EU Flexes Muscles against Tax Fraudsters
By Alain Franco
European Union finance ministers have agreed on reinforcing their cooperation on tax matters but for Swiss bankers any automatic exchange of information remains taboo.
The EU’s Economic and Financial Affairs Council, meeting in Brussels, reached agreement on a draft directive aimed at strengthening administrative cooperation in the field of direct taxation so as to enable EU members to better combat tax evasion and tax fraud.
It’s a political accord that comes after months of wrangling over the sensitive issue because it affects tax revenues.
The new law when it comes into force in 2013 will ensure that the model tax convention on income and capital of the Organisation for Economic Cooperation and Development is implemented in the EU as regards the exchange of information on request.
Non-EU member Switzerland has been resolutely against an automatic exchange of information.
“Any system of automatic information exchange is anathema to the Swiss because they do not accept that the state should have an automatic right of forced entry into a citizen’s financial affairs,” James Nason, a spokesman for the Swiss Bankers Association told swissinfo.ch.
“In March 2009 Switzerland announced it was adopting the OECD standard on administrative assistance in tax matters which means it will give assistance in all tax matters, including tax evasion, and not just for criminal tax fraud as was the case in the past.”
Double taxation treaties
Nason added that the assistance would be governed by the terms laid down in the respective double taxation treaty between Switzerland and a specific country.
“Switzerland, however, continues to reject any system of automatic information exchange: requests for assistance must refer to a specific named individual and they must also be justified,” he said.
In 2015, the automatic exchange of information will be carried out in the EU for a maximum of five categories: salaries, pensions, certain life insurance products, real estate and directors’ fees. It does not affect income on savings.
By July 1, 2017 the EU Commission may put forward a proposal to include income from dividends, capital gains and royalties.
“Banking secrecy [within the EU] will no longer be accepted as an excuse by a member state to refuse sharing important information with the tax authorities of another member state,” commented Algirdas Semeta, the European commissioner for taxation.
“It’s an important step in the fight against fraud. It’s an important step also in budgetary consolidation because in the majority of our countries we are trying to put in place more efficient rules on tax fraud or evasion,” commented Belgian Finance Minister Didier Reynders.

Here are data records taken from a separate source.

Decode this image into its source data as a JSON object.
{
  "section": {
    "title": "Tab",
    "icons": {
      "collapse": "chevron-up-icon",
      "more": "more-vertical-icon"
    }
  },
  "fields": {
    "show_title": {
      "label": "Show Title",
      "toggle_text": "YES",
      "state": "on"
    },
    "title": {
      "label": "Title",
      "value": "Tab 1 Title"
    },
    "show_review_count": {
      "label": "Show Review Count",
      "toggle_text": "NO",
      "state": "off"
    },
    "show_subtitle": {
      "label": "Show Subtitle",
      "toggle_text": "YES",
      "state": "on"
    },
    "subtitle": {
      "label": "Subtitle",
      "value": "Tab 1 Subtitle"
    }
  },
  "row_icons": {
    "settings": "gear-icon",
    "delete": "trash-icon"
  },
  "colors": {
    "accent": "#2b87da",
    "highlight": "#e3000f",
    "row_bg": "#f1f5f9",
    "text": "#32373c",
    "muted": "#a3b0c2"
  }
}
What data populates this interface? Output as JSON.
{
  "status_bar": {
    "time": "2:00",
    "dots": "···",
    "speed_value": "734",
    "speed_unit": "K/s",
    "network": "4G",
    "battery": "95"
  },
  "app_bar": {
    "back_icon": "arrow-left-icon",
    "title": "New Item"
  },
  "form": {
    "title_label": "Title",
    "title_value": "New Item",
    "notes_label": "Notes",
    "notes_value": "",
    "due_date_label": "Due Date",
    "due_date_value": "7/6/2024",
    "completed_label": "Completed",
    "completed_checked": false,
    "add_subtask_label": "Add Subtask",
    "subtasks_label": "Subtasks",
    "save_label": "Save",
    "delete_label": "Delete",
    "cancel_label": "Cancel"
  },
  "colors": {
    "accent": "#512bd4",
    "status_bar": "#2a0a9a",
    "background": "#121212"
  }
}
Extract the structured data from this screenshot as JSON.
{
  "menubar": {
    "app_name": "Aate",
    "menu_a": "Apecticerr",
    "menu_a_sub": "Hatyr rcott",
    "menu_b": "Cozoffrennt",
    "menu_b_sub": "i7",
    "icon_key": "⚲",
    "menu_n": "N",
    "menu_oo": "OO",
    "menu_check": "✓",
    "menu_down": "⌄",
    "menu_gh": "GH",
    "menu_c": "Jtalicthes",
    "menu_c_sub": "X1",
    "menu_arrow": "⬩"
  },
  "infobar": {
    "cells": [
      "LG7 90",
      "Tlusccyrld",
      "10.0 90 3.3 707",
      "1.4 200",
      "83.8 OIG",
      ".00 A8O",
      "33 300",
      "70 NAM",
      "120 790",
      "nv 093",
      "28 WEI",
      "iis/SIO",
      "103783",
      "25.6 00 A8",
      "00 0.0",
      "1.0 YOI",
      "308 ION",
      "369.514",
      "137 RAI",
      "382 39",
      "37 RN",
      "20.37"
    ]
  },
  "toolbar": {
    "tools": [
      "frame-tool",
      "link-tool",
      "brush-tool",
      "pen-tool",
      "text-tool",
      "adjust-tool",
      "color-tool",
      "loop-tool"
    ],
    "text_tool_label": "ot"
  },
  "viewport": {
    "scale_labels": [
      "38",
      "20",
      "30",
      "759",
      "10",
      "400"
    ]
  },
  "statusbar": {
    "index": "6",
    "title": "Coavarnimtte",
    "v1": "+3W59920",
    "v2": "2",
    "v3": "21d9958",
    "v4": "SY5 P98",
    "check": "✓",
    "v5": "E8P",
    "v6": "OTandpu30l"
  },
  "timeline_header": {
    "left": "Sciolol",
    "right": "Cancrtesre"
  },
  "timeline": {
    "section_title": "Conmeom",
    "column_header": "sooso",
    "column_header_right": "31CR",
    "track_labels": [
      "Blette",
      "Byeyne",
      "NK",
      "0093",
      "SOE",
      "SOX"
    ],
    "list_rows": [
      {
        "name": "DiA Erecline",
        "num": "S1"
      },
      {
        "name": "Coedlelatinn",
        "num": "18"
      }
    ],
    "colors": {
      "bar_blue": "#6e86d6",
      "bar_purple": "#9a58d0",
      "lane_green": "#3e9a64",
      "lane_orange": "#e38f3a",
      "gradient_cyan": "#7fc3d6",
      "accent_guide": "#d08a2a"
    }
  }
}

He chaired Tuesday’s meeting and succeeded in conquering the reluctance of several colleagues, including those from Austria and Luxembourg.
No “fishing expeditions”
But Luxembourg’s Luc Frieden managed to succeed on a number of important points, including a ban on “fishing expeditions”, and he said it was critical that the list did not include savings, “and therefore banking data”.
Frieden, who defends his country’s “banking secrecy” was also happy for another reason. The directive foresees a step by step approach to an automatic exchange of information. This is aimed at eventually ensuring unconditional exchange of information for eight categories of income and capital.
By July 1, the council will examine the possibilities for extending the number of categories from five to eight.
Italy has its own understanding of the accord and it is different. “That will put an end to attempts to conclude bilateral agreements,” commented Italy’s finance minister, Giulio Tremonti, in a clear allusion to the discussion Switzerland is holding with Britain and Germany for a system of withholding at source, at the expense of an exchange of information.
Therefore, there are different interpretations from Rome to Luxembourg. “They are the usual internal political commentaries which aim to hide the concessions that everyone had to make to have the directive adopted unanimously,” noted a senior official of the EU Commission.
“The EU has not changed its position on the automatic exchange of information. It opted for a progressive approach and in this context one can say Austria and Luxembourg succeeded in containing the path towards automatism and gain some time,” commented Jean Russoto, a lawyer who represents Switzerland as a finance centre in Brussels.
“But the aim remains the same – the automatic exchange of information.”
Semeta’s staff issued a warning. “The 27 [member states] had finally decided on a number of ambitious European standards. The Commission will show the same obstinacy in exporting these standards on non-member states.”
Nason at the Bankers Association noted: “While Brussels remains ideologically committed to automatic information exchange to fight tax evasion, a growing number of countries are expressing interest in the Swiss alternative but equivalent measure of imposing a final withholding tax on all investment income, thus making tax evasion virtually impossible.”
“The Swiss solution is far more comprehensive than the EU’s taxation of savings income directive because it covers all income from capital and, unlike the EU’s directive, it is not riddled with loopholes.”
(Translated from French and with further input from Robert Brookes)